Canadian post –rockers Godspeed You! Black Emperor can justifiably lay claim to having been the most influential band of the past fifteen years in this genre. From the release of their debut album in 1997 to the announcement of an indefinite hiatus in 2003, GY!BE were right at the vanguard of the Post-Rock movement –their emotional, guitar driven instrumental music with a slight political edge set the benchmark for other bands operating in this field. Although many tried to imitate them, very few bands managed to hit the peaks of intensity they achieved on their seminal album Lift Your Skinny Fists Like Antennas to Heaven. Their reappearance as a live act in 2010 was warmly welcomed, and now with little or no fanfare, they have dropped Allelujah! Don't Bend! Ascend!, their first album release since 2002.
Twenty minute opener ‘Mladic’ immediately blows away any apprehension that GY!BE may have gone soft after such a long break – it is a thrilling, daring and explosive opener building from a low, ominous drone and some sampled voice snippets through a series of staggering peaks and mood shifts.
‘Their Helicopters’Sing’ is the first of two shorter pieces on the album built purely on layered, single note drones –there is not a whole lot else going on here, but it acts as something of a comedown after the exhilarating but exhausting opening track. ‘We Drift Like Worried Fire’ is classic Godspeed You! – a creepy circular riff builds and builds to a number of thrilling crescendos over the course of another twenty minute thrill ride. The album closes with another deeply unlovely eight minute piece of pure drone, but hey, when did GY!BE ever do lovely?

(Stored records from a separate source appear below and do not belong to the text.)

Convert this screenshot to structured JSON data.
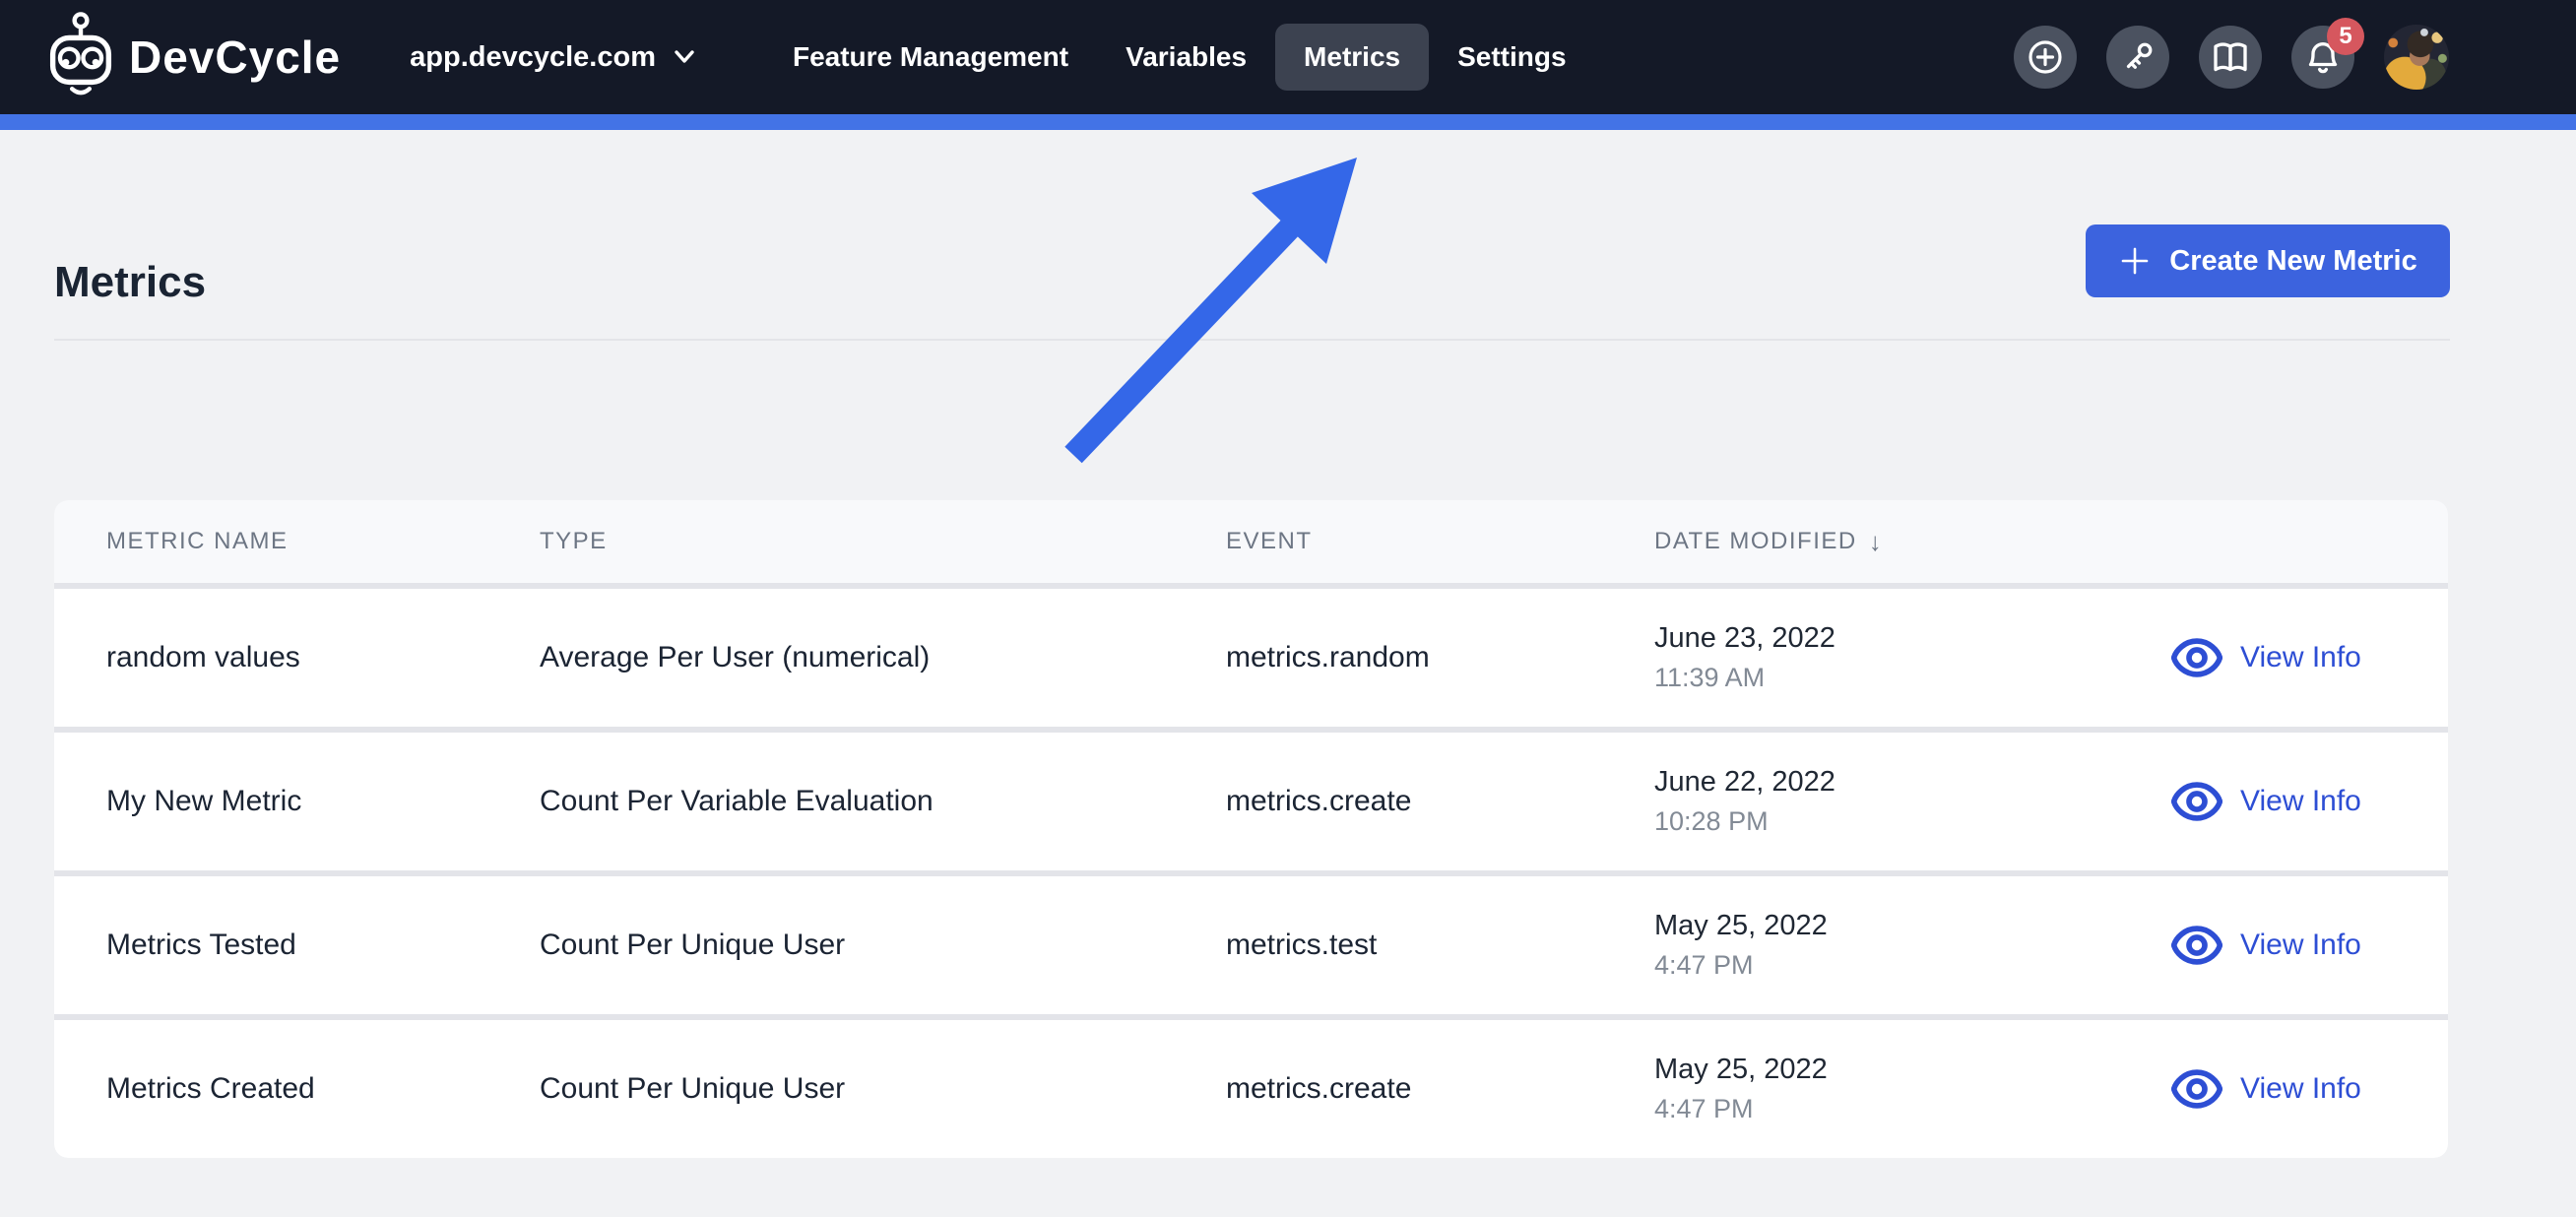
{
  "nav": {
    "brand": "DevCycle",
    "org": "app.devcycle.com",
    "items": [
      {
        "label": "Feature Management",
        "active": false
      },
      {
        "label": "Variables",
        "active": false
      },
      {
        "label": "Metrics",
        "active": true
      },
      {
        "label": "Settings",
        "active": false
      }
    ],
    "notification_count": "5",
    "icons": [
      "plus-circle-icon",
      "key-icon",
      "book-icon",
      "bell-icon"
    ]
  },
  "page": {
    "title": "Metrics",
    "create_button_label": "Create New Metric"
  },
  "table": {
    "columns": [
      "METRIC NAME",
      "TYPE",
      "EVENT",
      "DATE MODIFIED"
    ],
    "sort_column": "DATE MODIFIED",
    "sort_indicator": "↓",
    "action_label": "View Info",
    "rows": [
      {
        "name": "random values",
        "type": "Average Per User (numerical)",
        "event": "metrics.random",
        "date": "June 23, 2022",
        "time": "11:39 AM"
      },
      {
        "name": "My New Metric",
        "type": "Count Per Variable Evaluation",
        "event": "metrics.create",
        "date": "June 22, 2022",
        "time": "10:28 PM"
      },
      {
        "name": "Metrics Tested",
        "type": "Count Per Unique User",
        "event": "metrics.test",
        "date": "May 25, 2022",
        "time": "4:47 PM"
      },
      {
        "name": "Metrics Created",
        "type": "Count Per Unique User",
        "event": "metrics.create",
        "date": "May 25, 2022",
        "time": "4:47 PM"
      }
    ]
  },
  "colors": {
    "nav_background": "#141927",
    "accent_bar": "#4373e6",
    "primary_button": "#3c63de",
    "link_blue": "#2d4ed4",
    "arrow_annotation": "#3467e8",
    "badge_red": "#d6575e",
    "page_background": "#f1f2f4"
  }
}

With Allelujah! Don't Bend! Ascend!, Godspeed You! Black Emperor demonstrate why they are held in such high regard and continue to set the standard in a genre that is in danger of becoming stale and unadventurous. While not an unqualified success, Allelujah! Don't Bend! Ascend! is at times magnificent, scary, exciting , infuriating but never less than utterly compelling. A very welcome return.
Review by Paul Page